|International Classification||G06F11/00, G06F11/25, H04L29/06, G06F15/16, G06F15/177, H04L29/14, H04L29/08, G06F13/00|
|Cooperative Classification||H04L69/26, H04L69/327, G06F11/2023, H04L29/06, G06F11/2007, G06F11/0757, G06F11/2035|
|European Classification||G06F11/20C4, G06F11/20P2, G06F11/20P4, H04L29/06|
|Nov 30, 1989||AS||Assignment|
Owner name: INTERNATIONAL BUSINESS MACHINES CORPORATION, A CO
Free format text: ASSIGNMENT OF ASSIGNORS INTEREST.;ASSIGNORS:ASHTON, JAMES L.;GIBBS, ROBERT T.;GIERLACH, MICHAEL F.;AND OTHERS;REEL/FRAME:005195/0465;SIGNING DATES FROM 19890123 TO 19891106
|Jan 24, 1994||FPAY||Fee payment|
Year of fee payment: 4
|Jan 5, 1998||FPAY||Fee payment|
Year of fee payment: 8
|Jun 18, 2002||REMI||Maintenance fee reminder mailed|
|Dec 4, 2002||LAPS||Lapse for failure to pay maintenance fees|

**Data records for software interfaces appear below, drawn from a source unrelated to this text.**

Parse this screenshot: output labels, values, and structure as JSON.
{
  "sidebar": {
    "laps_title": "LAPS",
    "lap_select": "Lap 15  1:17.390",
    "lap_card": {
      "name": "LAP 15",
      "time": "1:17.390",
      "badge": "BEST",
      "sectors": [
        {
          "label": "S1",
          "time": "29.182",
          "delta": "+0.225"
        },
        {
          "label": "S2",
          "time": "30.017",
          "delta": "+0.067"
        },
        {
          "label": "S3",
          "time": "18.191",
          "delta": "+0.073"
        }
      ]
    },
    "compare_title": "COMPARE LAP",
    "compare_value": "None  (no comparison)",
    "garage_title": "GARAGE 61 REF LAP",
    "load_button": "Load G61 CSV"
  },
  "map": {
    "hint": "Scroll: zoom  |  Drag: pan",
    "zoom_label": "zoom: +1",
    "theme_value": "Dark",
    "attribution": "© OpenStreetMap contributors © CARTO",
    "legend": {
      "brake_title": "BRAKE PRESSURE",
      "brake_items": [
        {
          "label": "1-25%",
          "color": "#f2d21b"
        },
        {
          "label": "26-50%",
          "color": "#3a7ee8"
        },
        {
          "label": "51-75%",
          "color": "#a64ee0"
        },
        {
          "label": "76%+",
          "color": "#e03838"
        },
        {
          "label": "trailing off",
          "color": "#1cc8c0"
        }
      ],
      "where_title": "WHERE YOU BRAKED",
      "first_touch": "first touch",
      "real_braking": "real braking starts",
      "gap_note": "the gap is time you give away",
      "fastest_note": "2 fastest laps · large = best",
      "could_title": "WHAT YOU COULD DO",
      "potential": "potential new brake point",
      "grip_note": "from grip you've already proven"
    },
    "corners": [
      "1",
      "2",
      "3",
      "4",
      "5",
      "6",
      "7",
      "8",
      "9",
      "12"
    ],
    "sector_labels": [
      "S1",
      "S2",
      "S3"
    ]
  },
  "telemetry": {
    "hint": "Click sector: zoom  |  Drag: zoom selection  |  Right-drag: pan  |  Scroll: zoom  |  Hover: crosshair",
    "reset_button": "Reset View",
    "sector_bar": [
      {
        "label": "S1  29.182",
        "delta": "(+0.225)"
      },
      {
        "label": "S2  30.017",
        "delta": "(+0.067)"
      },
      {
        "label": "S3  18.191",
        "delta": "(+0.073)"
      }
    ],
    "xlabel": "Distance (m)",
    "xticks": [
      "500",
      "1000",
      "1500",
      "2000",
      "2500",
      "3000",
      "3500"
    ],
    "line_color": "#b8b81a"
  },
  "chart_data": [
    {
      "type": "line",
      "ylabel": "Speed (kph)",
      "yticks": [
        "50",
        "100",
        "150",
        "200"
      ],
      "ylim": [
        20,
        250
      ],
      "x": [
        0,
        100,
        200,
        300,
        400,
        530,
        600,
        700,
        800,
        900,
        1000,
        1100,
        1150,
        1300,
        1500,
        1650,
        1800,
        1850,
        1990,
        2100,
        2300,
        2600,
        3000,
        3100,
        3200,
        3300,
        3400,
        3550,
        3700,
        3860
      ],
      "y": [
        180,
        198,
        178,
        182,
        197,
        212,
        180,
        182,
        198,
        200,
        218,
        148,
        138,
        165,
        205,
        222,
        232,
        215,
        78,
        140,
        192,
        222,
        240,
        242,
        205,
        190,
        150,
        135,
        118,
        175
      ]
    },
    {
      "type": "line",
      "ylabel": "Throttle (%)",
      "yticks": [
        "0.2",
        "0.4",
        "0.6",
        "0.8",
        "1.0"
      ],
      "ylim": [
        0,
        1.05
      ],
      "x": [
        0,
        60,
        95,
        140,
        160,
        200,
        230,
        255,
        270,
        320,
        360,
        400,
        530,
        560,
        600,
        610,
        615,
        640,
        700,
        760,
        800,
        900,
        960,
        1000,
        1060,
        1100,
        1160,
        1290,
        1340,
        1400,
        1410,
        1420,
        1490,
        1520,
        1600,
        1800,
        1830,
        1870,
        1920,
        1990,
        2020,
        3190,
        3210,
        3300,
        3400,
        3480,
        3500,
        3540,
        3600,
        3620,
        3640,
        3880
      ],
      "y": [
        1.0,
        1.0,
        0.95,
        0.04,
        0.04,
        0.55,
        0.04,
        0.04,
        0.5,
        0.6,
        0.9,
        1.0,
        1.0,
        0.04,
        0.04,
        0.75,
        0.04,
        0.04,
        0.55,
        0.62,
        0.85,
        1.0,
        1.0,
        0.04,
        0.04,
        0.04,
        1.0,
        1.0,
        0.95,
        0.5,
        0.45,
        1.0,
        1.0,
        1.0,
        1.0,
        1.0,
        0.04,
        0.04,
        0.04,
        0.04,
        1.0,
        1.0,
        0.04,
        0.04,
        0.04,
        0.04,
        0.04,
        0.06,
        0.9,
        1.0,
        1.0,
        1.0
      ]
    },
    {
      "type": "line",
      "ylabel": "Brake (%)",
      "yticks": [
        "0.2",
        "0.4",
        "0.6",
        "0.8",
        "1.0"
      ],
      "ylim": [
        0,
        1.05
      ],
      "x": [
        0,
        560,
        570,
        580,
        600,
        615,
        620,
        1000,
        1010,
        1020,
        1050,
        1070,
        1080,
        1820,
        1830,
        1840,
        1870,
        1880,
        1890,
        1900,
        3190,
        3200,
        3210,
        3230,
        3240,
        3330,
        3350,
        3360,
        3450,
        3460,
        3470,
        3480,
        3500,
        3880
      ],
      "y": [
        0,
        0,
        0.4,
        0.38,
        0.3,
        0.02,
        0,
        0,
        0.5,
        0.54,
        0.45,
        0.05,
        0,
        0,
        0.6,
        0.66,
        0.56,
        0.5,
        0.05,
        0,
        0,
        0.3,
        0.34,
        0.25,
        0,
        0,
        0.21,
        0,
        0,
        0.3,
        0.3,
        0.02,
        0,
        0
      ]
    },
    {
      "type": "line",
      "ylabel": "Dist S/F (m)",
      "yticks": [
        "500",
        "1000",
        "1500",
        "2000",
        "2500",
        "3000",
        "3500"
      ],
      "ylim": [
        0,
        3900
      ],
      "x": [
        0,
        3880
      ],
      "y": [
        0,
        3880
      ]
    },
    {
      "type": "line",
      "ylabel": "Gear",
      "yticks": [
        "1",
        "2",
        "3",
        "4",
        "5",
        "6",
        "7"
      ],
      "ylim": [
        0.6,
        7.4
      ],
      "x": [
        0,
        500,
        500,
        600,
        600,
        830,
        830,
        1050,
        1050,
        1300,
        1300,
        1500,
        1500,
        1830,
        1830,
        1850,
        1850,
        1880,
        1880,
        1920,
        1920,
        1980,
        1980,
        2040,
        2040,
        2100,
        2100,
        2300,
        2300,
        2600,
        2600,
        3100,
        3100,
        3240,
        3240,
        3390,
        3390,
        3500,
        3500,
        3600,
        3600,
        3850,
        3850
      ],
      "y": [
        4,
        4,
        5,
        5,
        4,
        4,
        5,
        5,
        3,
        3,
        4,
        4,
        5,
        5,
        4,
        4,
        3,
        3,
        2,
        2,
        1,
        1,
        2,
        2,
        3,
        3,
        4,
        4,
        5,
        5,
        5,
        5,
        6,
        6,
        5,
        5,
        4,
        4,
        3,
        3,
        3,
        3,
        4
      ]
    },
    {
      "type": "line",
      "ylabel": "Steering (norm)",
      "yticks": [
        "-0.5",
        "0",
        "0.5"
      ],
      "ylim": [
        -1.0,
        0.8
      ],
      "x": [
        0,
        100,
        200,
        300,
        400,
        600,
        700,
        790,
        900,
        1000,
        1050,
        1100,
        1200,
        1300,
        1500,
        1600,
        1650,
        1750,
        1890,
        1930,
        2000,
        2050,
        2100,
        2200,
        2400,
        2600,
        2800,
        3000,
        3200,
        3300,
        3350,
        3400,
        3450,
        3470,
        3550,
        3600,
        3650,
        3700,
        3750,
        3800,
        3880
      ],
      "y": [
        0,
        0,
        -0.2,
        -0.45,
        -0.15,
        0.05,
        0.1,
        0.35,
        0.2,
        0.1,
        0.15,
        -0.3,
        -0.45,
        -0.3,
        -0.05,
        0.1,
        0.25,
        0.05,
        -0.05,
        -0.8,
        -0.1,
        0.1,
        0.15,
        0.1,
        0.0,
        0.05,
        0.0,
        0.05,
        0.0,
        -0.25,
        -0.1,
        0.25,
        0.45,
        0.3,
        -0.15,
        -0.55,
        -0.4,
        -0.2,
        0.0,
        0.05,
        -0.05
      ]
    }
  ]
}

|Jan 28, 2003||FP||Expired due to failure to pay maintenance fee|
Effective date: 20021204